“La Vecindad de El Chavo” popped up on Facebook in March 2012, shutting down on 4 August 2014 with millions of registered players., but that year, “El Chavo Kart” was made available for PlayStation 3, Xbox 360 and Android, although it was unlisted from Google Play later on. Lastly, also in 2014, “El Chavo: A Carnival in the Apartments” came out as an exclusive Android release, only to eventually be shut down as well.
Love life: Did he have a wife?
Chespirito’s first known relationship was with Graciela Fernández, whom he dated for a few years, married in 1968, and divorced in 1989. They had six children together, two of whom are famous in their own right: director and producer Roberto Gómez Fernandez, and literary consultant Graciela Gómez, alongside daughters Paulina, Cecilia, Teresa and Marcela. In 1977, (while still married to Graciela), he started dating his apparently lifelong partner and co-star Florinda Meza, whom he met in 1973, and then cast as Doña Florinda in “El Chavo del Ocho”, marrying her at age 75 in a civil ceremony an entire 27 years later, on 19 November 2004. They didn’t have children. Meza joined Chespirito on the aforementioned touring, playing her iconic characters alongside him for a decade and a half. They were both honored with the keys of Cicero, Illinois in 2003.

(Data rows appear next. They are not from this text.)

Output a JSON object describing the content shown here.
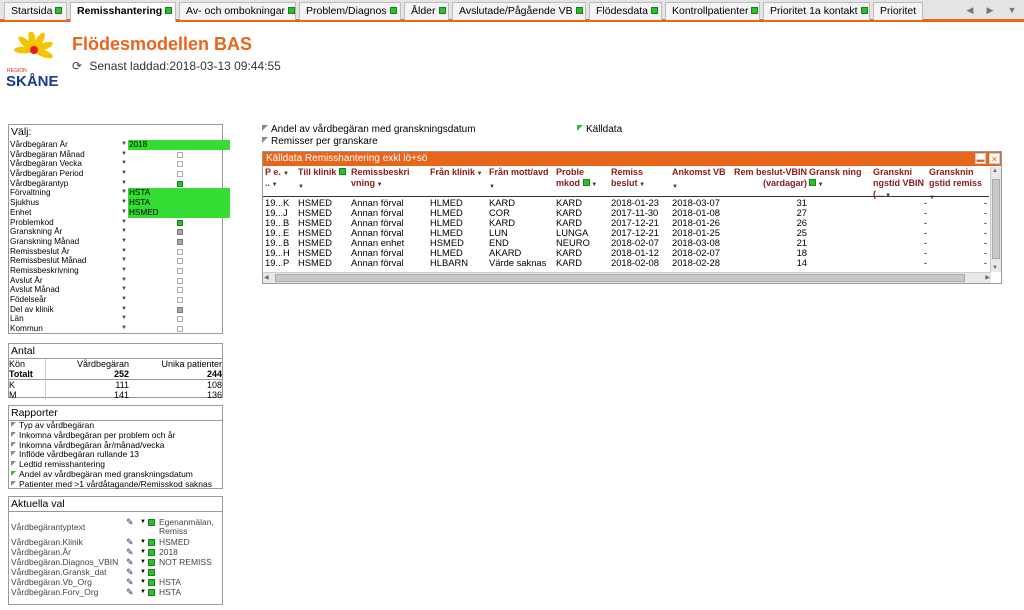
{
  "tabs": [
    {
      "label": "Startsida",
      "has_dot": true
    },
    {
      "label": "Remisshantering",
      "has_dot": true
    },
    {
      "label": "Av- och ombokningar",
      "has_dot": true
    },
    {
      "label": "Problem/Diagnos",
      "has_dot": true
    },
    {
      "label": "Ålder",
      "has_dot": true
    },
    {
      "label": "Avslutade/Pågående VB",
      "has_dot": true
    },
    {
      "label": "Flödesdata",
      "has_dot": true
    },
    {
      "label": "Kontrollpatienter",
      "has_dot": true
    },
    {
      "label": "Prioritet 1a kontakt",
      "has_dot": true
    },
    {
      "label": "Prioritet",
      "has_dot": false
    }
  ],
  "active_tab": "Remisshantering",
  "logo": {
    "region": "REGION",
    "name": "SKÅNE"
  },
  "header": {
    "title": "Flödesmodellen BAS",
    "loaded": "Senast laddad:2018-03-13 09:44:55"
  },
  "valj": {
    "title": "Välj:",
    "rows": [
      {
        "label": "Vårdbegäran År",
        "value": "2018",
        "state": "selected"
      },
      {
        "label": "Vårdbegäran Månad",
        "value": "",
        "state": "empty"
      },
      {
        "label": "Vårdbegäran Vecka",
        "value": "",
        "state": "empty"
      },
      {
        "label": "Vårdbegäran Period",
        "value": "",
        "state": "empty"
      },
      {
        "label": "Vårdbegärantyp",
        "value": "",
        "state": "green"
      },
      {
        "label": "Förvaltning",
        "value": "HSTA",
        "state": "selected"
      },
      {
        "label": "Sjukhus",
        "value": "HSTA",
        "state": "selected"
      },
      {
        "label": "Enhet",
        "value": "HSMED",
        "state": "selected"
      },
      {
        "label": "Problemkod",
        "value": "",
        "state": "green"
      },
      {
        "label": "Granskning År",
        "value": "",
        "state": "gray"
      },
      {
        "label": "Granskning Månad",
        "value": "",
        "state": "gray"
      },
      {
        "label": "Remissbeslut År",
        "value": "",
        "state": "empty"
      },
      {
        "label": "Remissbeslut Månad",
        "value": "",
        "state": "empty"
      },
      {
        "label": "Remissbeskrivning",
        "value": "",
        "state": "empty"
      },
      {
        "label": "Avslut År",
        "value": "",
        "state": "empty"
      },
      {
        "label": "Avslut Månad",
        "value": "",
        "state": "empty"
      },
      {
        "label": "Födelseår",
        "value": "",
        "state": "empty"
      },
      {
        "label": "Del av klinik",
        "value": "",
        "state": "gray"
      },
      {
        "label": "Län",
        "value": "",
        "state": "empty"
      },
      {
        "label": "Kommun",
        "value": "",
        "state": "empty"
      }
    ]
  },
  "antal": {
    "title": "Antal",
    "col_kon": "Kön",
    "col_vb": "Vårdbegäran",
    "col_unika": "Unika patienter",
    "rows": [
      {
        "kon": "Totalt",
        "vb": "252",
        "unika": "244"
      },
      {
        "kon": "K",
        "vb": "111",
        "unika": "108"
      },
      {
        "kon": "M",
        "vb": "141",
        "unika": "136"
      }
    ]
  },
  "rapporter": {
    "title": "Rapporter",
    "items": [
      {
        "label": "Typ av vårdbegäran",
        "green": false
      },
      {
        "label": "Inkomna vårdbegäran per problem och år",
        "green": false
      },
      {
        "label": "Inkomna vårdbegäran år/månad/vecka",
        "green": false
      },
      {
        "label": "Inflöde vårdbegäran rullande 13",
        "green": false
      },
      {
        "label": "Ledtid remisshantering",
        "green": false
      },
      {
        "label": "Andel av vårdbegäran med granskningsdatum",
        "green": true
      },
      {
        "label": "Patienter med >1 vårdåtagande/Remisskod saknas",
        "green": false
      }
    ]
  },
  "aktuella": {
    "title": "Aktuella val",
    "rows": [
      {
        "label": "Vårdbegärantyptext",
        "value": "Egenanmälan, Remiss"
      },
      {
        "label": "Vårdbegäran.Klinik",
        "value": "HSMED"
      },
      {
        "label": "Vårdbegäran.År",
        "value": "2018"
      },
      {
        "label": "Vårdbegäran.Diagnos_VBIN",
        "value": "NOT REMISS"
      },
      {
        "label": "Vårdbegäran.Gransk_dat",
        "value": ""
      },
      {
        "label": "Vårdbegäran.Vb_Org",
        "value": "HSTA"
      },
      {
        "label": "Vårdbegäran.Forv_Org",
        "value": "HSTA"
      }
    ]
  },
  "report_tabs": [
    {
      "label": "Andel av vårdbegäran med granskningsdatum",
      "green": false
    },
    {
      "label": "Källdata",
      "green": true
    },
    {
      "label": "Remisser per granskare",
      "green": false
    }
  ],
  "grid": {
    "title": "Källdata Remisshantering exkl lö+sö",
    "headers": [
      {
        "label": "P e. ..",
        "sort": true,
        "dot": false
      },
      {
        "label": "",
        "sort": true,
        "dot": false
      },
      {
        "label": "Till klinik",
        "sort": true,
        "dot": true
      },
      {
        "label": "Remissbeskri vning",
        "sort": true,
        "dot": false
      },
      {
        "label": "Från klinik",
        "sort": true,
        "dot": false
      },
      {
        "label": "Från mott/avd",
        "sort": true,
        "dot": false
      },
      {
        "label": "Proble mkod",
        "sort": true,
        "dot": true
      },
      {
        "label": "Remiss beslut",
        "sort": true,
        "dot": false
      },
      {
        "label": "Ankomst VB",
        "sort": true,
        "dot": false
      },
      {
        "label": "Rem beslut-VBIN (vardagar)",
        "sort": false,
        "dot": false
      },
      {
        "label": "Gransk ning",
        "sort": true,
        "dot": true
      },
      {
        "label": "Granskni ngstid VBIN (...",
        "sort": true,
        "dot": false
      },
      {
        "label": "Gransknin gstid remiss",
        "sort": true,
        "dot": false
      }
    ],
    "rows": [
      [
        "19...",
        "K",
        "HSMED",
        "Annan förval",
        "HLMED",
        "KARD",
        "KARD",
        "2018-01-23",
        "2018-03-07",
        "31",
        "",
        "-",
        "-"
      ],
      [
        "19...",
        "J",
        "HSMED",
        "Annan förval",
        "HLMED",
        "COR",
        "KARD",
        "2017-11-30",
        "2018-01-08",
        "27",
        "",
        "-",
        "-"
      ],
      [
        "19...",
        "B",
        "HSMED",
        "Annan förval",
        "HLMED",
        "KARD",
        "KARD",
        "2017-12-21",
        "2018-01-26",
        "26",
        "",
        "-",
        "-"
      ],
      [
        "19...",
        "E",
        "HSMED",
        "Annan förval",
        "HLMED",
        "LUN",
        "LUNGA",
        "2017-12-21",
        "2018-01-25",
        "25",
        "",
        "-",
        "-"
      ],
      [
        "19...",
        "B",
        "HSMED",
        "Annan enhet",
        "HSMED",
        "END",
        "NEURO",
        "2018-02-07",
        "2018-03-08",
        "21",
        "",
        "-",
        "-"
      ],
      [
        "19...",
        "H",
        "HSMED",
        "Annan förval",
        "HLMED",
        "AKARD",
        "KARD",
        "2018-01-12",
        "2018-02-07",
        "18",
        "",
        "-",
        "-"
      ],
      [
        "19...",
        "P",
        "HSMED",
        "Annan förval",
        "HLBARN",
        "Värde saknas",
        "KARD",
        "2018-02-08",
        "2018-02-28",
        "14",
        "",
        "-",
        "-"
      ]
    ]
  }
}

How did Chespirito get his nickname?
In 1958, the screenwriter was still known only by his birth name, but while working with director and screenwriter Agustín P. Delgado on the story of “Los Legionarios”, his colleague began calling him ‘Little Shakespeare’. In Spanish, ‘Shakespeare’ is pronounced ‘Chespir’, and ‘ito’ is a diminutive attributed to the Mexican showrunner’s height of 5ft 3ins (160cm).
The screenwriter’s health began to decline in late 2000’s, as primarily evidenced on 12 November 2009, when he was admitted into Mexico City hospital due to prostate issues; he had surgery and was released the next day. In 2012, there was a rumor that Chespirito was at death’s door, which he somewhat quashed by appearing at the “America celebrates Chespirito” event, though he couldn’t follow it through entirely. He passed away aged 85 at 2:30 PM on Friday, 28 November 2014, in his home in Cancún, Mexico, due to heart failure brought on by his progressed Parkinson’s disease. Numerous South American celebrities, predominantly from Mexico, took to social media to express their condolences to Chespirito’s family. The funeral was held privately the day following his passing, and publicly the next, with over 40,000 attendees at Estadio Azteca, Latin America’s largest stadium. The burial took place the next day, on 1 December 2014, at the Panteón Francés de la Piedad cemetery in Mexico City. Chespirito’s popularity was so unprecedented for a South American that even international media giants such as Al Jazeera spoke of his death. Widowed Meza has since decided to keep his grave private, hiring a security guard and installing a camera to watch over the area at all times.
What was Chespirito’s net worth?
Chespirito’s total accumulated wealth is estimated by most reputable sources at over $50 million. With a look at his all-encompassing career, it becomes clear how Latin America’s equivalent of Walt Disney garnered a sum this large, seeing as how he shaped the very history of his country’s cinema, and created characters that brought joy and valuable morals to generations upon generations of an entire continent.